Wilson A200 MLB 10-Inch Tee Ball Glove Image: Wilson

These gloves utilize a single-post (or H) webbing, which is open to allow for visibility on fly balls. Otherwise, they share the same construction as the regular A200 – with one exception. Every other finger on the MLB series gloves have mesh backing. This material lightens the overall glove weight, while speeding up break-in and allowing for cooling air flow.

If your little tee ball player has a favorite MLB team or player, this glove might be a wise choice.

What we like

  • Conservative and disguised use of mesh backing.
  • Break-in is quick and easy.
  • Features logos and colorways of MLB teams.
  • H-style (single-post) webbing allows for vision of ball.
  • Based on super-popular A2000 series.

What we don’t like

  • Single-post webbing styles can wear out sooner (after multiple seasons).
  • Some competitors’ offerings break in quicker.

Franklin Infinite Web/Shok-Sorb

The Franklin Infinite Web/Shok-Sorb series is a glove designed to help kids get into the game painlessly.

Franklin Infinite Web/Shok-Sorb 10.5-Inch Tee Ball Fielding Glove Image: Franklin

The Shok-Sorb palm padding is effective without being obtrusive, which is quite a feat. It protects little palms from the sting of a hard-hit ball.

Sometimes these features can extend break-in time, but not so here. These gloves are nearly as ready to play as the other Franklin offerings.

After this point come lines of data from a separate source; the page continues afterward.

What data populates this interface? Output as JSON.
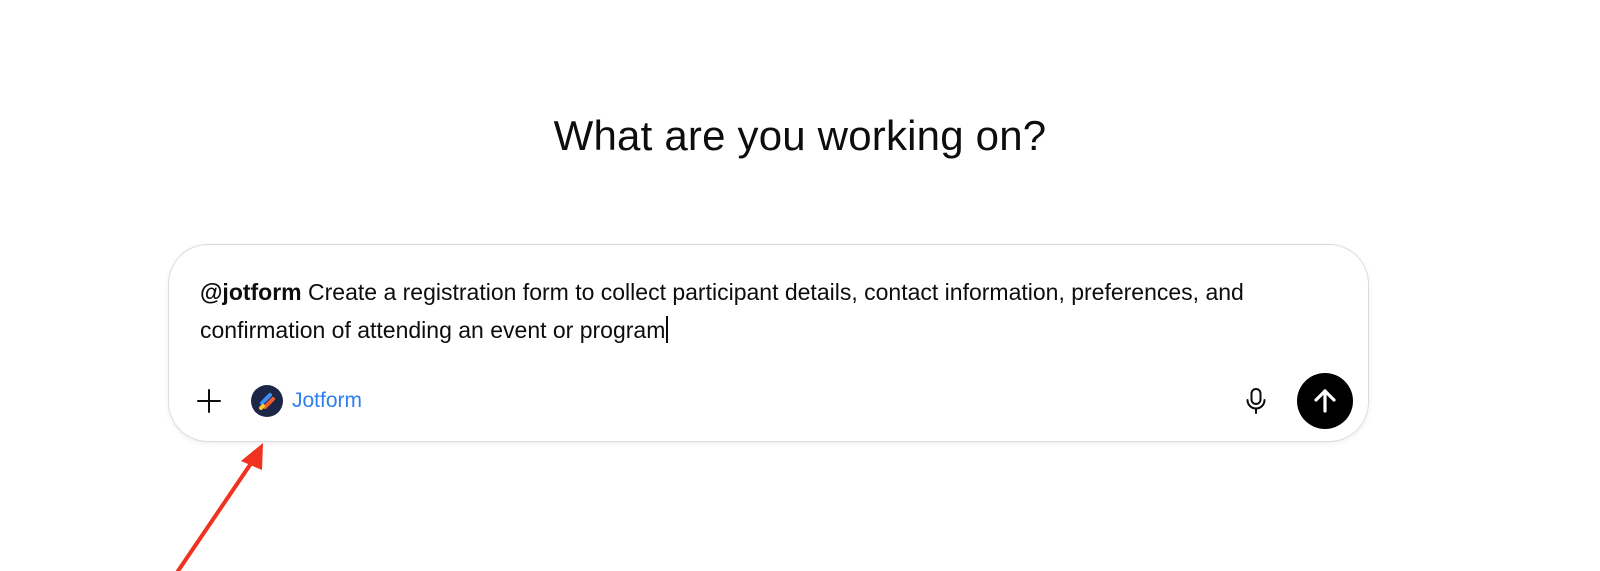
{
  "heading": "What are you working on?",
  "composer": {
    "mention": "@jotform",
    "prompt_text": " Create a registration form to collect participant details, contact information, preferences, and confirmation of attending an event or program"
  },
  "toolbar": {
    "add_icon": "plus-icon",
    "app_chip_label": "Jotform",
    "app_chip_icon": "jotform-logo-icon",
    "mic_icon": "microphone-icon",
    "send_icon": "arrow-up-icon"
  },
  "colors": {
    "app_chip_text": "#2d7ff0",
    "send_button_bg": "#000000",
    "annotation_arrow": "#f0321e"
  }
}
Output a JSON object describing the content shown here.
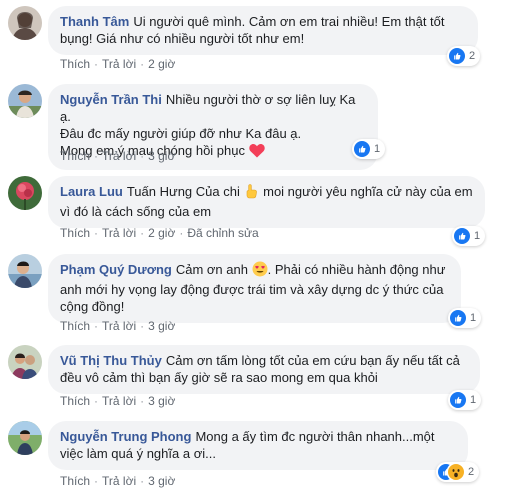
{
  "comments": [
    {
      "author": "Thanh Tâm",
      "text": "Ui người quê mình. Cảm ơn em trai nhiều! Em thật tốt bụng! Giá như có nhiều người tốt như em!",
      "actions": {
        "like": "Thích",
        "reply": "Trả lời",
        "time": "2 giờ"
      },
      "reaction_count": "2"
    },
    {
      "author": "Nguyễn Trần Thi",
      "text_lines": [
        "Nhiều người thờ ơ sợ liên luỵ Ka ạ.",
        "Đâu đc mấy người giúp đỡ như Ka đâu ạ.",
        "Mong em ý mau chóng hồi phục"
      ],
      "emoji": "heart-icon",
      "actions": {
        "like": "Thích",
        "reply": "Trả lời",
        "time": "3 giờ"
      },
      "reaction_count": "1"
    },
    {
      "author": "Laura Luu",
      "text_a": "Tuấn Hưng Của chi",
      "emoji": "pointing-hand-icon",
      "text_b": "moi người yêu nghĩa cử này của em vì đó là cách sống của em",
      "actions": {
        "like": "Thích",
        "reply": "Trả lời",
        "time": "2 giờ",
        "edited": "Đã chỉnh sửa"
      },
      "reaction_count": "1"
    },
    {
      "author": "Phạm Quý Dương",
      "text_a": "Cảm ơn anh",
      "emoji": "heart-eyes-icon",
      "text_b": ". Phải có nhiều hành động như anh mới hy vọng lay động được trái tim và xây dựng dc ý thức của cộng đồng!",
      "actions": {
        "like": "Thích",
        "reply": "Trả lời",
        "time": "3 giờ"
      },
      "reaction_count": "1"
    },
    {
      "author": "Vũ Thị Thu Thủy",
      "text": "Cảm ơn tấm lòng tốt của em cứu bạn ấy nếu tất cả đều vô cảm thì bạn ấy giờ sẽ ra sao mong em qua khỏi",
      "actions": {
        "like": "Thích",
        "reply": "Trả lời",
        "time": "3 giờ"
      },
      "reaction_count": "1"
    },
    {
      "author": "Nguyễn Trung Phong",
      "text": "Mong a ấy tìm đc người thân nhanh...một việc làm quá ý nghĩa a ơi...",
      "actions": {
        "like": "Thích",
        "reply": "Trả lời",
        "time": "3 giờ"
      },
      "reaction_count": "2"
    }
  ],
  "colors": {
    "author": "#385898",
    "bubble": "#f2f3f5",
    "like": "#1877f2",
    "wow": "#f7b125",
    "heart": "#f33e58"
  }
}
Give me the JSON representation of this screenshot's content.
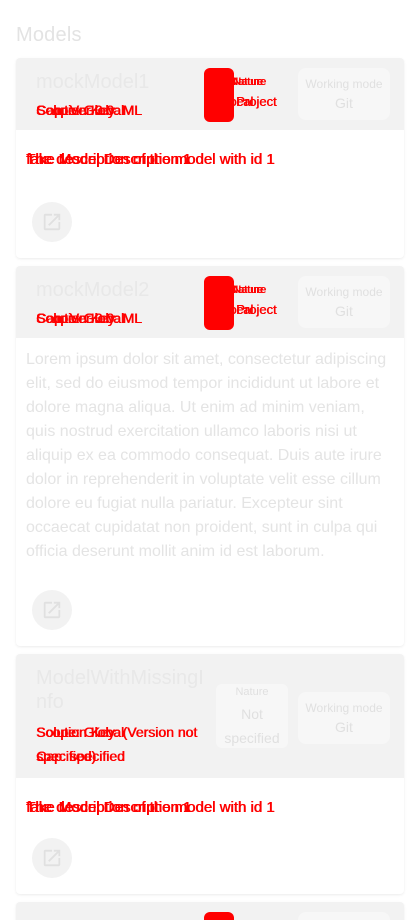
{
  "section": {
    "title": "Models"
  },
  "cards": [
    {
      "title": "mockModel1",
      "subtitle_layers": [
        "Solution Key: ML",
        "Scope: Global",
        "Cap: Ver 3.0"
      ],
      "nature": {
        "label": "Nature",
        "value_layers": [
          "Project",
          "Local"
        ]
      },
      "working_mode": {
        "label": "Working mode",
        "value": "Git"
      },
      "description_layers": [
        "The description of the model with id 1",
        "fake Model Description 1"
      ]
    },
    {
      "title": "mockModel2",
      "subtitle_layers": [
        "Solution Key: ML",
        "Scope: Global",
        "Cap: Ver 3.0"
      ],
      "nature": {
        "label": "Nature",
        "value_layers": [
          "Project",
          "Local"
        ]
      },
      "working_mode": {
        "label": "Working mode",
        "value": "Git"
      },
      "description": "Lorem ipsum dolor sit amet, consectetur adipiscing elit, sed do eiusmod tempor incididunt ut labore et dolore magna aliqua. Ut enim ad minim veniam, quis nostrud exercitation ullamco laboris nisi ut aliquip ex ea commodo consequat. Duis aute irure dolor in reprehenderit in voluptate velit esse cillum dolore eu fugiat nulla pariatur. Excepteur sint occaecat cupidatat non proident, sunt in culpa qui officia deserunt mollit anim id est laborum."
    },
    {
      "title": "ModelWithMissingInfo",
      "subtitle_layers": [
        "Solution Key: (Version not specified)",
        "Scope: Global",
        "Cap: specified"
      ],
      "nature": {
        "label": "Nature",
        "value": "Not specified"
      },
      "working_mode": {
        "label": "Working mode",
        "value": "Git"
      },
      "description_layers": [
        "The description of the model with id 1",
        "fake Model Description 1"
      ]
    }
  ],
  "icons": {
    "open": "open-in-new-icon"
  },
  "colors": {
    "accent": "#ff0000",
    "header_bg": "#f2f2f2"
  }
}
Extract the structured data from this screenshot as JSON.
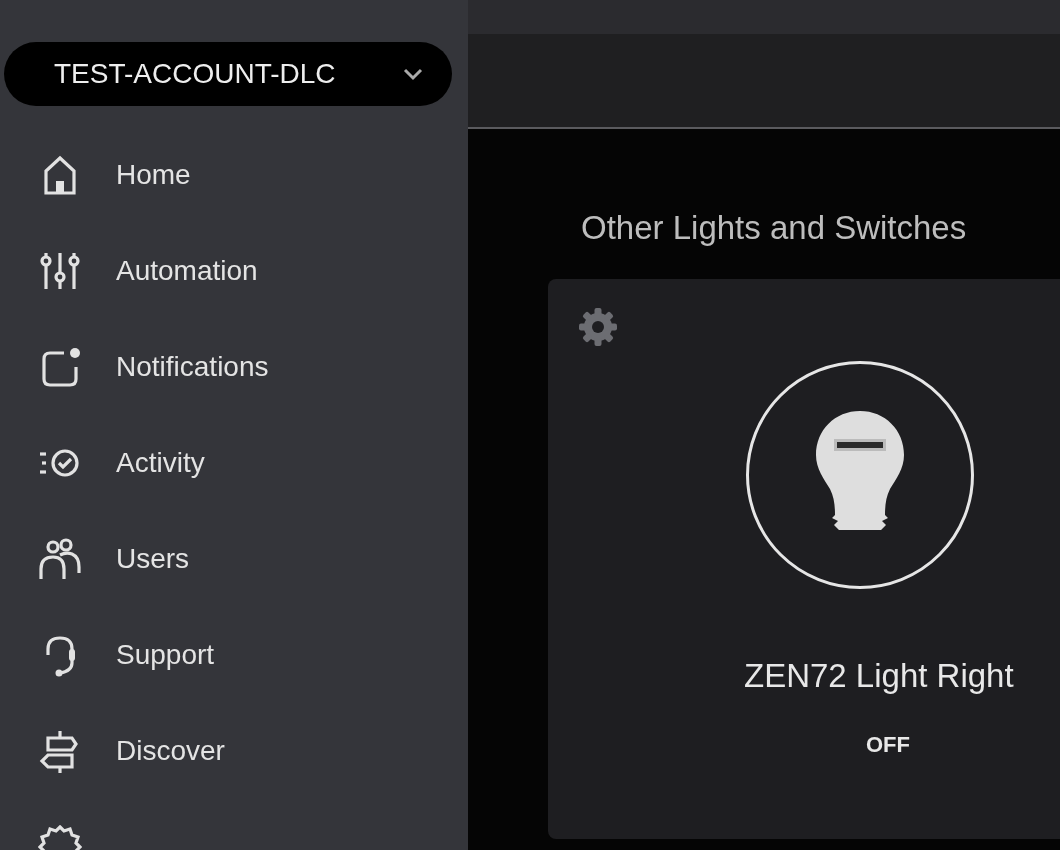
{
  "account": {
    "name": "TEST-ACCOUNT-DLC"
  },
  "sidebar": {
    "items": [
      {
        "kind": "home",
        "label": "Home"
      },
      {
        "kind": "sliders",
        "label": "Automation"
      },
      {
        "kind": "notification",
        "label": "Notifications"
      },
      {
        "kind": "activity",
        "label": "Activity"
      },
      {
        "kind": "users",
        "label": "Users"
      },
      {
        "kind": "headset",
        "label": "Support"
      },
      {
        "kind": "signpost",
        "label": "Discover"
      },
      {
        "kind": "gear"
      }
    ]
  },
  "section": {
    "title": "Other Lights and Switches"
  },
  "device": {
    "name": "ZEN72 Light Right",
    "status": "OFF",
    "on": false
  }
}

The Infinite webbing feature is unique to this glove. It consists of strips of stretchy fabric, which expand the size of the pocket when the ball is caught.

The amount of stretch is adjustable, and this is a thoughtful – if breakable – system. The glove also has a mesh backing that works well with its soft synthetic-leather materials.

What we like

  • More engineering and features than typical tee ball fare.
  • Infinite webbing expands to help secure the ball.
  • Shok-Sorb padding helps prevent stings that can end careers early.
  • Larger size is great for older beginning players (7 years or so).
  • Break-in time is shorter than some others.

What we don’t like

  • Expanding-pocket straps introduce an extra area for possible breakage.
  • A bit heavier than some of the competition.


As players age, they develop preferences in the brand and style of glove they play. Their positions on the field also dictate certain mitts. None of that is really true for a tee ball player. Cost also is rarely so important. The leather offerings here are certainly better than the synthetics, for example, but they’re not absolutely necessary.

Tee ball is about instilling a love of the game in children, whether they play further or not. It is about having fun and meeting people. Timid kids may require some palm padding, while better players may need real leather.

For everyone else, any glove on this list will work, as long as the sizing is right. So, don’t fret getting a teeballer the exact right glove. Teach them to enjoy themselves and to play their best. That’s what the game is all about, no matter the level.